Sometimes healthy, active people forget, or have never experienced not being able to move because the muscles have forgotten what they were intended for. Being able to walk a treadmill makes me feel like I can eventually conquer the world!!

She will do great in the zone she is in for awhile. I am. I can't think beyond the machines yet to aikido, yoga or even jogging. Walking and feeling good enough to breathe afterwards is reward enough at this stage. lol

I hope she continues along her health journey. It's nice that you are supportive of her, some of us don't have that at home.

Good luck to you both!

rm_pootle47 58F

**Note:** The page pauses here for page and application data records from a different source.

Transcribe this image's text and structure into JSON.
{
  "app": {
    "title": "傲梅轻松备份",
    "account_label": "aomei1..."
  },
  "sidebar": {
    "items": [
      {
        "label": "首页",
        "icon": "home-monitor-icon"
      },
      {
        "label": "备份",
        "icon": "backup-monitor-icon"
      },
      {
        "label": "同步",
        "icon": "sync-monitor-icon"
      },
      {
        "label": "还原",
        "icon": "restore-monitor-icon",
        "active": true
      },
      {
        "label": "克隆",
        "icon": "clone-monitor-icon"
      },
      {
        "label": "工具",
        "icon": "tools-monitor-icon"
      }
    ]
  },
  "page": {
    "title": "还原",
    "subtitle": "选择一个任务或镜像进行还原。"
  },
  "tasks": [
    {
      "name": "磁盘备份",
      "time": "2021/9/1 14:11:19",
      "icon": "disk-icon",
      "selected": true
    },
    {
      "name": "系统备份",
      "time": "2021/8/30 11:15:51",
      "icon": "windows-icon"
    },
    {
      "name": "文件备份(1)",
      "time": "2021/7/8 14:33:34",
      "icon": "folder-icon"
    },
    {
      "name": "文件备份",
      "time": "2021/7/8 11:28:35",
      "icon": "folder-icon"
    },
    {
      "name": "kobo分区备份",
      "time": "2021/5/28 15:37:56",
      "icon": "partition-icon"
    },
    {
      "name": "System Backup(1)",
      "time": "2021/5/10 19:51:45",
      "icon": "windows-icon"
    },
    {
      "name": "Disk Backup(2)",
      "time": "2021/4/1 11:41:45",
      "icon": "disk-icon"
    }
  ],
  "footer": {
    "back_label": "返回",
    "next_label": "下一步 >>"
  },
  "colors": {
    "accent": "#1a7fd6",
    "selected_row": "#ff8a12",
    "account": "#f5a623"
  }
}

9/28/2005 9:46 am

It's all those addictive endorphins. She's like me, SO happy to have a body that still works now the fat has gone, you'll have to watch her with the instructor.

I wish I had a nice space to practice my Kata. I have to do it in the garage, where the punch bag lives. Cold floor on bare feet.

PillsburyCodeBoy 60M

9/28/2005 1:53 pm

Thank you, berri. And continued good luck to you.

She's finding out how addictive it is to feel and look better after losing weight. She's already dropped at least one size that I know of and says the size she's at now is feeling loose. Meanwhile, she's getting a lot of compliments at work from coworkers.

Mysterious packages of women's clothing keep showing up on our doorstep. Today it's Lane Bryant and Roaman's. Tomorrow ... ???

She found a photograph last night of the two of us taken on vacation five years ago. I was the heaviest then I've ever been (60 lbs. more than now). We just stared and laughed and shook our heads and asked ourselves, "Who are those people?"

PillsburyCodeBoy 60M

9/28/2005 2:06 pm

pootle, finding a good place to practice is still hard for me, too. I lucked out at the health club in finding a room that wasn't being used. But it's hardly ideal. It's got some kind of knobby rubber tile on it, and it's harder than the floor in my regular classroom (which is really just a carpeted floor; I think it should have mats, but it doesn't).

Last night my aikido instructor was out of town, so I went to the club to exercise instead. I found an empty room again and swiped all the yoga mats so I could practice rolls. It worked pretty well. It's probably the best I'm going to be able to do between classes.

Cold floor and bare feet, huh? Somewhere I can hear a voice telling me it's supposed to build character. And calling me "grasshopper."

rm_pootle47 58F

9/28/2005 2:27 pm

All it's building at the moment is arthritic ankles dear. England in late September is cold and damp.

But as my Sensei tonight said "It's only pain, push through it, where's your warrior spirit?"
"At home watching the telly Sensei."

No I didn't really say that, I'm already marked as lippy.

I'm glad I don't have to do rolls. At 5'7" the ground is just too far away. You're a better warrior than I.

I wonder it carpeting the garage would be deemed whoosey?

rm_jayR63 59F
1884 posts
9/28/2005 7:23 pm

If the Sensei prompts you to push through pain, I don't think the Sensei has much sense, eh?
Your body is telling you something. Listen to it before you really hurt yourself.

rm_pootle47 58F

9/29/2005 1:12 am

To be honest jay, he's doing me a favour. The best thing for creaky joints is exercise. Increasing the blood flow cleans away the rubbish, strengthening the surrounding musculature takes the strain off the joint. My back is much better than it used to be from all the work. The real bully is the English damp, and the 4" heels I wear half the time.

He wouldn't let me really hurt myself, he's a complete honey-bunny really and, as Pil says, he's building my character. Although certain people might think I have more than enough character already.

Become a member to create a blog